WSJ.com, Deal Journal, August 14, 2007:
For anyone doubting that corporations are taking center stage in M&A, Thomson Financial has a news flash.
Thomson researchers gave a presentation in New York today titled “M&A: At the Crossroads?” According to one slide from the presentation, the contribution of private-equity buyers to U.S. M&A volume has fallen almost two thirds since the pace of declines in the credit and equity markets quickened late last month.
Private-equity firms were the buyers in just 13.5% of the $81 billion of deals struck in the U.S. from July 23 to Aug. 8, down from 36.1% for the year to date before then, according to Thomson. (Using more up-to-date figures, the private-equity share has fallen to less than a tenth, Thomson says.) Corporate acquirers have ratcheted up their participation to 70.4% of the total from 44.5% over the same time frame, according to the data. (Foreign acquirers account for the balance.)

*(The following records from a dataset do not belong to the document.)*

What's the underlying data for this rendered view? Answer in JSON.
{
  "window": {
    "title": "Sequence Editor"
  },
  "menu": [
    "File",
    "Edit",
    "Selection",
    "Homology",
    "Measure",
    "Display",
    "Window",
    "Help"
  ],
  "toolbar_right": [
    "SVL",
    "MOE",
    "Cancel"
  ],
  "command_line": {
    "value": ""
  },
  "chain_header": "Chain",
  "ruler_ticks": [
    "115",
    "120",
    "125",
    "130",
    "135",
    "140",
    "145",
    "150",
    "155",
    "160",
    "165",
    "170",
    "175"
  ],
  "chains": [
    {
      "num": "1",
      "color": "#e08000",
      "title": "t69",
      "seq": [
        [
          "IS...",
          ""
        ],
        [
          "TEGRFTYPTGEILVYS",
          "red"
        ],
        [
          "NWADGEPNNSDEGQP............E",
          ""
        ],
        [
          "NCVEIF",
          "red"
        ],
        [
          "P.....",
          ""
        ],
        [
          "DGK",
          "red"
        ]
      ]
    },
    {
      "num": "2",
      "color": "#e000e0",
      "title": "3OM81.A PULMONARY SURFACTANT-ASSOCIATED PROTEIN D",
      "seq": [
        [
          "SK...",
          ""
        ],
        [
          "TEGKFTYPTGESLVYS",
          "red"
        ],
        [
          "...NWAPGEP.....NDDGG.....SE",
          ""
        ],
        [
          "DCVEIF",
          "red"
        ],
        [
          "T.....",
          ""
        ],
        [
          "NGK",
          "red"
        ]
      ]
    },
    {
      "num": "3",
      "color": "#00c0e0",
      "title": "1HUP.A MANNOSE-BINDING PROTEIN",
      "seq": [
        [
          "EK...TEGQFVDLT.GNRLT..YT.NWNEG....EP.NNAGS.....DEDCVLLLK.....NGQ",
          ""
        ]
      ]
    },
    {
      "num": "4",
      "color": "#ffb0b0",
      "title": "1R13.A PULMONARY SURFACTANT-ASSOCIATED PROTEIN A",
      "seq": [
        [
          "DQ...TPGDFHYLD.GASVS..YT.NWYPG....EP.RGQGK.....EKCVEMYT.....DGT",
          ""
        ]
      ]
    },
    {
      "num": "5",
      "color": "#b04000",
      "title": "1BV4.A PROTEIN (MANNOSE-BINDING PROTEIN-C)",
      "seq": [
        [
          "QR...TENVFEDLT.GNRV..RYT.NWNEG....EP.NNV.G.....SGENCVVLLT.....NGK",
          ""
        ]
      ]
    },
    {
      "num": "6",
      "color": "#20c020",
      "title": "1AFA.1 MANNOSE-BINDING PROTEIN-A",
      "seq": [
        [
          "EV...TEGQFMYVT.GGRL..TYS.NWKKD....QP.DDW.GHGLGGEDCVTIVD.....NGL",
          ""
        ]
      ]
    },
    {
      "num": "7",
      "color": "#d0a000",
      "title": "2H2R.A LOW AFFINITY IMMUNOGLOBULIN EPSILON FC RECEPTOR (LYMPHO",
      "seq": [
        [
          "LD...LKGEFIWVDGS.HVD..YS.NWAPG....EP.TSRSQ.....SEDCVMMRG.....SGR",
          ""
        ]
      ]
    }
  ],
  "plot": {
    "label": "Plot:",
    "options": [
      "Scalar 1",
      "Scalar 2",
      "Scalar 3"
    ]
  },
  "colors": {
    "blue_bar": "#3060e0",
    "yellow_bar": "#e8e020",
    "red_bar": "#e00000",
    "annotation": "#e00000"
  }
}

So-called strategic buyers are taking center stage mainly because the high-yield debt markets private-equity firms use to fund their deals are, for all intents, no longer functioning. Corporations, meanwhile, have stock to use as currency, not to mention plenty of cash on their balance sheets. (General Electric, for example, has $62 billion saved up and Microsoft $34 billion, Thomson points out, though GE has made it clear it won’t be spending all that on deals any time soon.) Many of them also have investment-grade ratings, meaning their access to borrowers still is intact. Read more about the resurgence of corporate acquirers in this recent Wall Street Journal article.
In fact, the $57.1 billion of deals that U.S. corporate acquirers have struck since July 23 puts them on a faster pace than they were on this year, with $499.5 billion of deals notched before then.